January 9, 2020
Acidifying waters spell big trouble for our fisheries, aquaculture, and marine ecosystems and the communities that rely on them. A report released just this week by the National Oceanic and Atmospheric Administration (NOAA) projects that ocean acidification threatens to cause billions of dollars in damage to the U.S. economy, harming everything from crabs in Alaska to coral reefs in Florida and the Caribbean.
The good news is that if we act now — we can make a difference. We have the ability to change the course of ocean acidification with local actions and leadership.
The OA Alliance is proud to kick-off the New Year by releasing a video that calls on governments to take action now by advancing policy solutions across climate agreement frameworks and by creating Ocean Acidification (OA) Action Plans.
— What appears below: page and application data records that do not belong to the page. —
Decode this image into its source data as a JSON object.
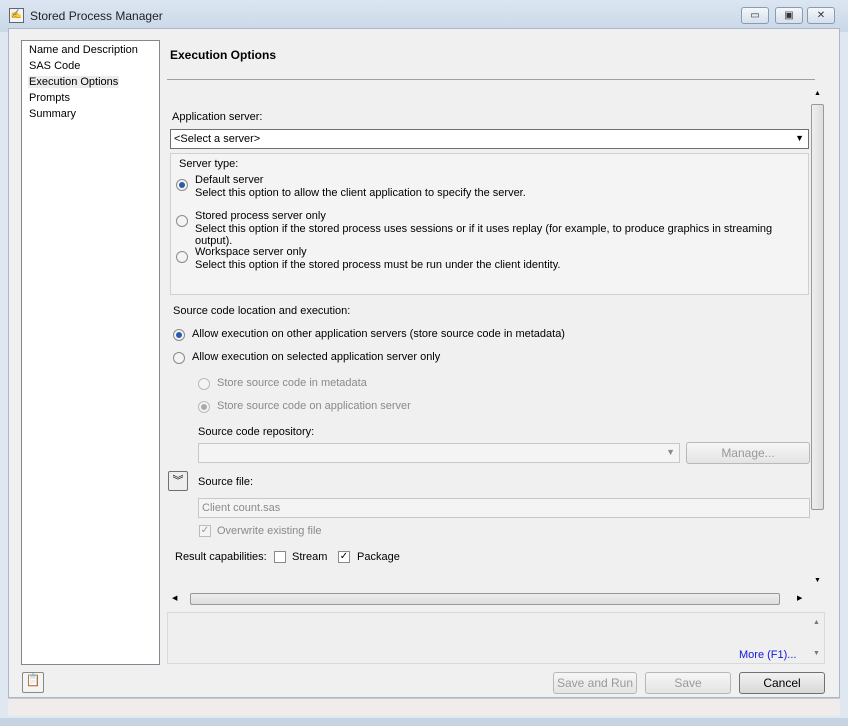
{
  "window": {
    "title": "Stored Process Manager",
    "minimize": "▭",
    "maximize": "▣",
    "close": "✕"
  },
  "nav": {
    "items": [
      "Name and Description",
      "SAS Code",
      "Execution Options",
      "Prompts",
      "Summary"
    ]
  },
  "heading": "Execution Options",
  "app_server": {
    "label": "Application server:",
    "value": "<Select a server>"
  },
  "server_type": {
    "label": "Server type:",
    "options": [
      {
        "title": "Default server",
        "desc": "Select this option to allow the client application to specify the server."
      },
      {
        "title": "Stored process server only",
        "desc": "Select this option if the stored process uses sessions or if it uses replay (for example, to produce graphics in streaming output)."
      },
      {
        "title": "Workspace server only",
        "desc": "Select this option if the stored process must be run under the client identity."
      }
    ]
  },
  "source": {
    "label": "Source code location and execution:",
    "opt1": "Allow execution on other application servers (store source code in metadata)",
    "opt2": "Allow execution on selected application server only",
    "sub1": "Store source code in metadata",
    "sub2": "Store source code on application server",
    "repo_label": "Source code repository:",
    "repo_value": "",
    "manage": "Manage...",
    "file_label": "Source file:",
    "file_value": "Client count.sas",
    "overwrite": "Overwrite existing file"
  },
  "result": {
    "label": "Result capabilities:",
    "stream": "Stream",
    "package": "Package"
  },
  "help": {
    "more": "More (F1)..."
  },
  "buttons": {
    "save_run": "Save and Run",
    "save": "Save",
    "cancel": "Cancel"
  }
}
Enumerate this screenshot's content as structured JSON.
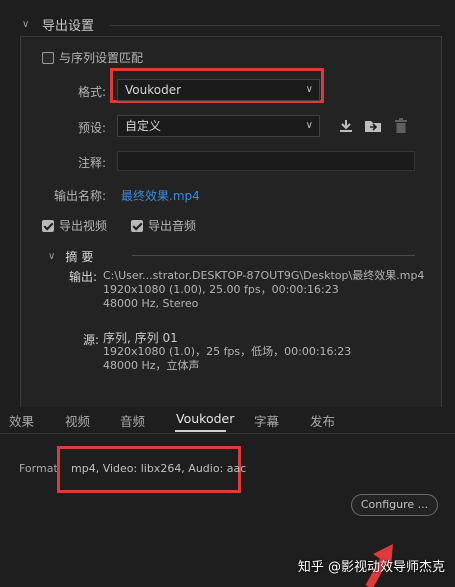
{
  "export_settings": {
    "section_title": "导出设置",
    "match_sequence_label": "与序列设置匹配",
    "format_label": "格式:",
    "format_value": "Voukoder",
    "preset_label": "预设:",
    "preset_value": "自定义",
    "comments_label": "注释:",
    "comments_value": "",
    "output_name_label": "输出名称:",
    "output_name_value": "最终效果.mp4",
    "export_video_label": "导出视频",
    "export_audio_label": "导出音频",
    "export_video_checked": true,
    "export_audio_checked": true,
    "match_sequence_checked": false
  },
  "summary": {
    "title": "摘要",
    "output_key": "输出:",
    "output_path": "C:\\User...strator.DESKTOP-87OUT9G\\Desktop\\最终效果.mp4",
    "output_video": "1920x1080 (1.00), 25.00 fps，00:00:16:23",
    "output_audio": "48000 Hz, Stereo",
    "source_key": "源:",
    "source_name": "序列, 序列 01",
    "source_video": "1920x1080 (1.0)，25 fps，低场，00:00:16:23",
    "source_audio": "48000 Hz，立体声"
  },
  "tabs": [
    {
      "label": "效果",
      "active": false
    },
    {
      "label": "视频",
      "active": false
    },
    {
      "label": "音频",
      "active": false
    },
    {
      "label": "Voukoder",
      "active": true
    },
    {
      "label": "字幕",
      "active": false
    },
    {
      "label": "发布",
      "active": false
    }
  ],
  "voukoder_panel": {
    "format_label": "Format",
    "format_value": "mp4, Video: libx264, Audio: aac",
    "configure_button": "Configure ..."
  },
  "watermark": "知乎 @影视动效导师杰克",
  "colors": {
    "highlight": "#e0393b",
    "link": "#3b8de0",
    "background": "#1e1e1e"
  }
}
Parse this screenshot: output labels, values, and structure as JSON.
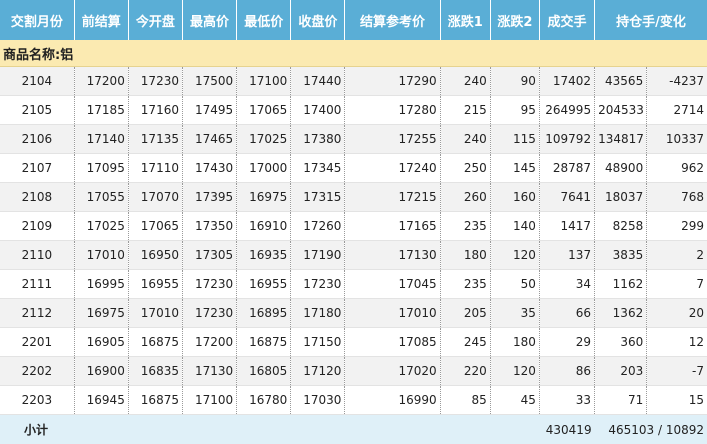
{
  "table": {
    "headers": [
      "交割月份",
      "前结算",
      "今开盘",
      "最高价",
      "最低价",
      "收盘价",
      "结算参考价",
      "涨跌1",
      "涨跌2",
      "成交手",
      "持仓手/变化"
    ],
    "group_label": "商品名称:铝",
    "rows": [
      [
        "2104",
        "17200",
        "17230",
        "17500",
        "17100",
        "17440",
        "17290",
        "240",
        "90",
        "17402",
        "43565",
        "-4237"
      ],
      [
        "2105",
        "17185",
        "17160",
        "17495",
        "17065",
        "17400",
        "17280",
        "215",
        "95",
        "264995",
        "204533",
        "2714"
      ],
      [
        "2106",
        "17140",
        "17135",
        "17465",
        "17025",
        "17380",
        "17255",
        "240",
        "115",
        "109792",
        "134817",
        "10337"
      ],
      [
        "2107",
        "17095",
        "17110",
        "17430",
        "17000",
        "17345",
        "17240",
        "250",
        "145",
        "28787",
        "48900",
        "962"
      ],
      [
        "2108",
        "17055",
        "17070",
        "17395",
        "16975",
        "17315",
        "17215",
        "260",
        "160",
        "7641",
        "18037",
        "768"
      ],
      [
        "2109",
        "17025",
        "17065",
        "17350",
        "16910",
        "17260",
        "17165",
        "235",
        "140",
        "1417",
        "8258",
        "299"
      ],
      [
        "2110",
        "17010",
        "16950",
        "17305",
        "16935",
        "17190",
        "17130",
        "180",
        "120",
        "137",
        "3835",
        "2"
      ],
      [
        "2111",
        "16995",
        "16955",
        "17230",
        "16955",
        "17230",
        "17045",
        "235",
        "50",
        "34",
        "1162",
        "7"
      ],
      [
        "2112",
        "16975",
        "17010",
        "17230",
        "16895",
        "17180",
        "17010",
        "205",
        "35",
        "66",
        "1362",
        "20"
      ],
      [
        "2201",
        "16905",
        "16875",
        "17200",
        "16875",
        "17150",
        "17085",
        "245",
        "180",
        "29",
        "360",
        "12"
      ],
      [
        "2202",
        "16900",
        "16835",
        "17130",
        "16805",
        "17120",
        "17020",
        "220",
        "120",
        "86",
        "203",
        "-7"
      ],
      [
        "2203",
        "16945",
        "16875",
        "17100",
        "16780",
        "17030",
        "16990",
        "85",
        "45",
        "33",
        "71",
        "15"
      ]
    ],
    "footer": {
      "label": "小计",
      "volume": "430419",
      "open_interest": "465103 / 10892"
    }
  }
}
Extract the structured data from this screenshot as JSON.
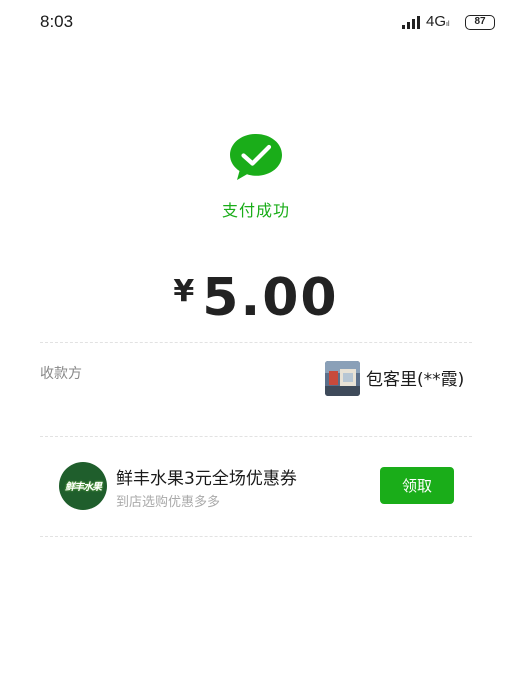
{
  "status_bar": {
    "time": "8:03",
    "network": "4G",
    "network_sub": "ıl",
    "battery": "87"
  },
  "payment": {
    "status_text": "支付成功",
    "currency_symbol": "¥",
    "amount": "5.00",
    "accent_color": "#1aad19"
  },
  "payee": {
    "label": "收款方",
    "name": "包客里(**霞)"
  },
  "coupon": {
    "logo_text": "鲜丰水果",
    "title": "鲜丰水果3元全场优惠券",
    "subtitle": "到店选购优惠多多",
    "button_label": "领取"
  },
  "icons": {
    "success": "wechat-pay-check-icon",
    "signal": "signal-bars-icon",
    "battery": "battery-icon"
  }
}
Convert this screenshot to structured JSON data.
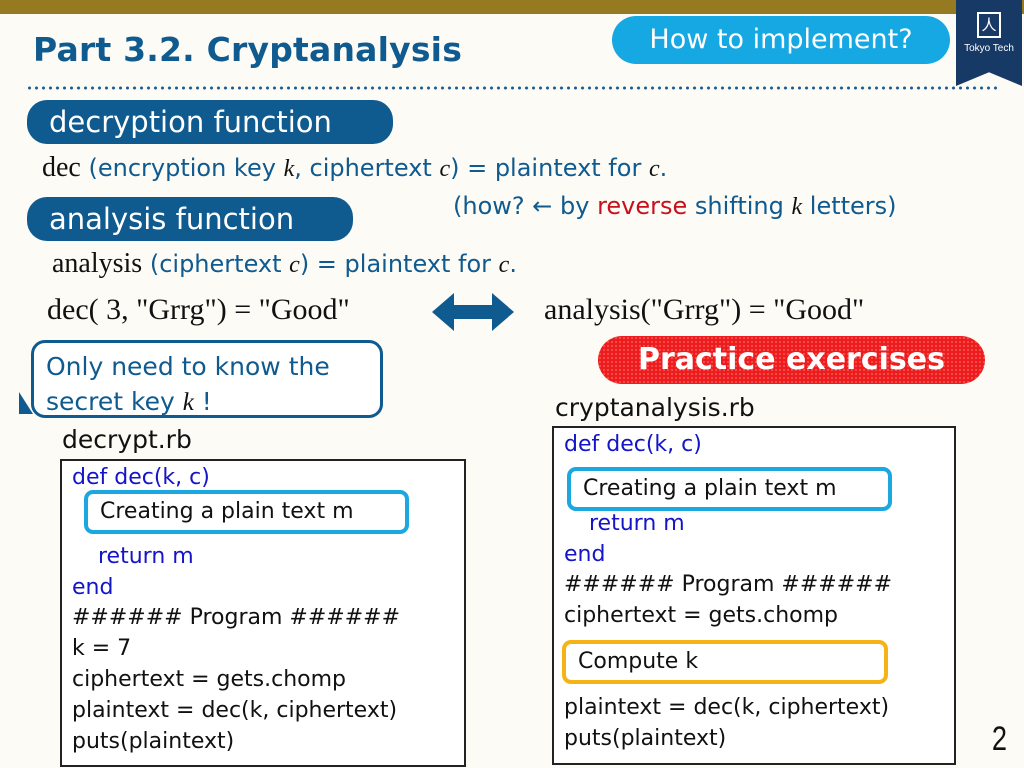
{
  "header": {
    "title": "Part 3.2.  Cryptanalysis",
    "how_button": "How to implement?",
    "logo_text": "Tokyo Tech",
    "logo_emblem": "人"
  },
  "decryption": {
    "pill": "decryption function",
    "fn": "dec",
    "open": " (encryption key ",
    "k": "k",
    "mid": ", ciphertext ",
    "c": "c",
    "rest": ") = plaintext for ",
    "c2": "c",
    "end": ".",
    "how_pre": "(how? ← by ",
    "how_red": "reverse",
    "how_mid": " shifting ",
    "how_k": "k",
    "how_end": " letters)"
  },
  "analysis": {
    "pill": "analysis function",
    "fn": "analysis",
    "open": " (ciphertext ",
    "c": "c",
    "rest": ") = plaintext for ",
    "c2": "c",
    "end": "."
  },
  "examples": {
    "left": "dec( 3, \"Grrg\") = \"Good\"",
    "right": "analysis(\"Grrg\") = \"Good\""
  },
  "callout": {
    "line1": "Only need to know the",
    "line2_pre": "secret key ",
    "line2_k": "k",
    "line2_end": " !"
  },
  "practice_label": "Practice exercises",
  "left_file": {
    "name": "decrypt.rb",
    "def": "def dec(k, c)",
    "box": "Creating a plain text m",
    "ret": "return m",
    "end": "end",
    "lines": [
      "###### Program ######",
      "k = 7",
      "ciphertext = gets.chomp",
      "plaintext = dec(k, ciphertext)",
      "puts(plaintext)"
    ]
  },
  "right_file": {
    "name": "cryptanalysis.rb",
    "def": "def dec(k, c)",
    "box": "Creating a plain text m",
    "ret": "return m",
    "end": "end",
    "program": "###### Program ######",
    "cipher": "ciphertext = gets.chomp",
    "compute_box": "Compute k",
    "plain": "plaintext = dec(k, ciphertext)",
    "puts": "puts(plaintext)"
  },
  "page_number": "2"
}
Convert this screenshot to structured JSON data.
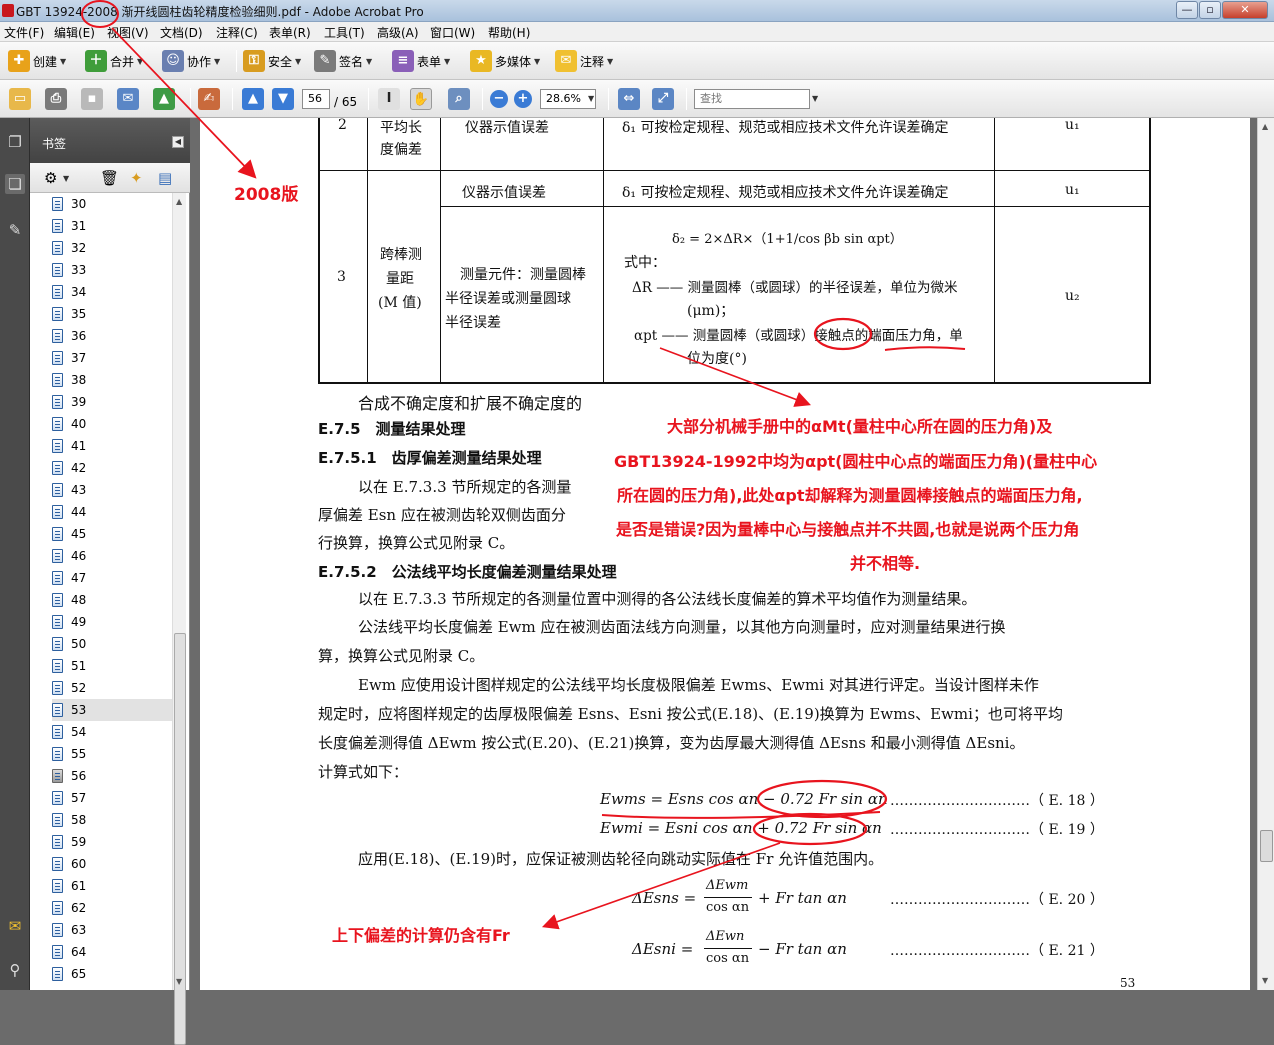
{
  "window": {
    "title": "GBT 13924-2008 渐开线圆柱齿轮精度检验细则.pdf - Adobe Acrobat Pro",
    "btn_min": "—",
    "btn_max": "▫",
    "btn_close": "✕"
  },
  "menu": [
    "文件(F)",
    "编辑(E)",
    "视图(V)",
    "文档(D)",
    "注释(C)",
    "表单(R)",
    "工具(T)",
    "高级(A)",
    "窗口(W)",
    "帮助(H)"
  ],
  "toolbar1": {
    "create": "创建",
    "combine": "合并",
    "collaborate": "协作",
    "secure": "安全",
    "sign": "签名",
    "forms": "表单",
    "multimedia": "多媒体",
    "comment": "注释"
  },
  "toolbar2": {
    "page_current": "56",
    "page_total": "/ 65",
    "zoom": "28.6%",
    "find_placeholder": "查找"
  },
  "bookmarks": {
    "header": "书签",
    "items": [
      "30",
      "31",
      "32",
      "33",
      "34",
      "35",
      "36",
      "37",
      "38",
      "39",
      "40",
      "41",
      "42",
      "43",
      "44",
      "45",
      "46",
      "47",
      "48",
      "49",
      "50",
      "51",
      "52",
      "53",
      "54",
      "55",
      "56",
      "57",
      "58",
      "59",
      "60",
      "61",
      "62",
      "63",
      "64",
      "65"
    ],
    "selected": "53"
  },
  "doc": {
    "table": {
      "r2_no": "2",
      "r2_name_a": "平均长",
      "r2_name_b": "度偏差",
      "r2_src": "仪器示值误差",
      "r2_desc": "δ₁ 可按检定规程、规范或相应技术文件允许误差确定",
      "r2_u": "u₁",
      "r3_no": "3",
      "r3_name_a": "跨棒测",
      "r3_name_b": "量距",
      "r3_name_c": "(M 值)",
      "r3a_src": "仪器示值误差",
      "r3a_desc": "δ₁ 可按检定规程、规范或相应技术文件允许误差确定",
      "r3a_u": "u₁",
      "r3b_src_a": "测量元件：测量圆棒",
      "r3b_src_b": "半径误差或测量圆球",
      "r3b_src_c": "半径误差",
      "r3b_formula": "δ₂ = 2×ΔR×（1+1/cos βb sin αpt）",
      "r3b_l1": "式中：",
      "r3b_l2": "ΔR —— 测量圆棒（或圆球）的半径误差，单位为微米",
      "r3b_l3": "(μm)；",
      "r3b_l4": "αpt —— 测量圆棒（或圆球）接触点的端面压力角，单",
      "r3b_l5": "位为度(°)",
      "r3b_u": "u₂"
    },
    "p_synth": "合成不确定度和扩展不确定度的",
    "h_e75": "E.7.5　测量结果处理",
    "h_e751": "E.7.5.1　齿厚偏差测量结果处理",
    "p1_l1": "以在 E.7.3.3 节所规定的各测量",
    "p1_l2": "厚偏差 Esn 应在被测齿轮双侧齿面分",
    "p1_l3": "行换算，换算公式见附录 C。",
    "h_e752": "E.7.5.2　公法线平均长度偏差测量结果处理",
    "p2_l1": "以在 E.7.3.3 节所规定的各测量位置中测得的各公法线长度偏差的算术平均值作为测量结果。",
    "p3_l1": "公法线平均长度偏差 Ewm 应在被测齿面法线方向测量，以其他方向测量时，应对测量结果进行换",
    "p3_l2": "算，换算公式见附录 C。",
    "p4_l1": "Ewm 应使用设计图样规定的公法线平均长度极限偏差 Ewms、Ewmi 对其进行评定。当设计图样未作",
    "p4_l2": "规定时，应将图样规定的齿厚极限偏差 Esns、Esni 按公式(E.18)、(E.19)换算为 Ewms、Ewmi；也可将平均",
    "p4_l3": "长度偏差测得值 ΔEwm 按公式(E.20)、(E.21)换算，变为齿厚最大测得值 ΔEsns 和最小测得值 ΔEsni。",
    "p4_l4": "计算式如下：",
    "eq18": "Ewms = Esns cos αn − 0.72 Fr sin αn",
    "eq18_no": "…………………………（ E. 18 ）",
    "eq19": "Ewmi = Esni cos αn + 0.72 Fr sin αn",
    "eq19_no": "…………………………（ E. 19 ）",
    "p5": "应用(E.18)、(E.19)时，应保证被测齿轮径向跳动实际值在 Fr 允许值范围内。",
    "eq20_lhs": "ΔEsns =",
    "eq20_num": "ΔEwm",
    "eq20_den": "cos αn",
    "eq20_rhs": "+ Fr tan αn",
    "eq20_no": "…………………………（ E. 20 ）",
    "eq21_lhs": "ΔEsni =",
    "eq21_num": "ΔEwn",
    "eq21_den": "cos αn",
    "eq21_rhs": "− Fr tan αn",
    "eq21_no": "…………………………（ E. 21 ）",
    "page_no": "53"
  },
  "annotations": {
    "a2008": "2008版",
    "main_1": "大部分机械手册中的αMt(量柱中心所在圆的压力角)及",
    "main_2": "GBT13924-1992中均为αpt(圆柱中心点的端面压力角)(量柱中心",
    "main_3": "所在圆的压力角),此处αpt却解释为测量圆棒接触点的端面压力角,",
    "main_4": "是否是错误?因为量棒中心与接触点并不共圆,也就是说两个压力角",
    "main_5": "并不相等.",
    "fr_note": "上下偏差的计算仍含有Fr"
  },
  "colors": {
    "annotation": "#e8141e"
  }
}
As President of the COP, the government of Chile worked with national partners and other non-Party stakeholders to ensure that the ocean was highlighted and played a central role in discussions and negotiations. The “Blue COP” was an important milestone for ensuring that findings of the IPCC SROCC are acknowledged across the UNFCCC and paves the way for the next decade of ocean and climate leadership.
The final COP25 decision, Chile Madrid Time for Action, includes several references to the importance of incorporating ocean mitigation and adaptation into the climate change agenda.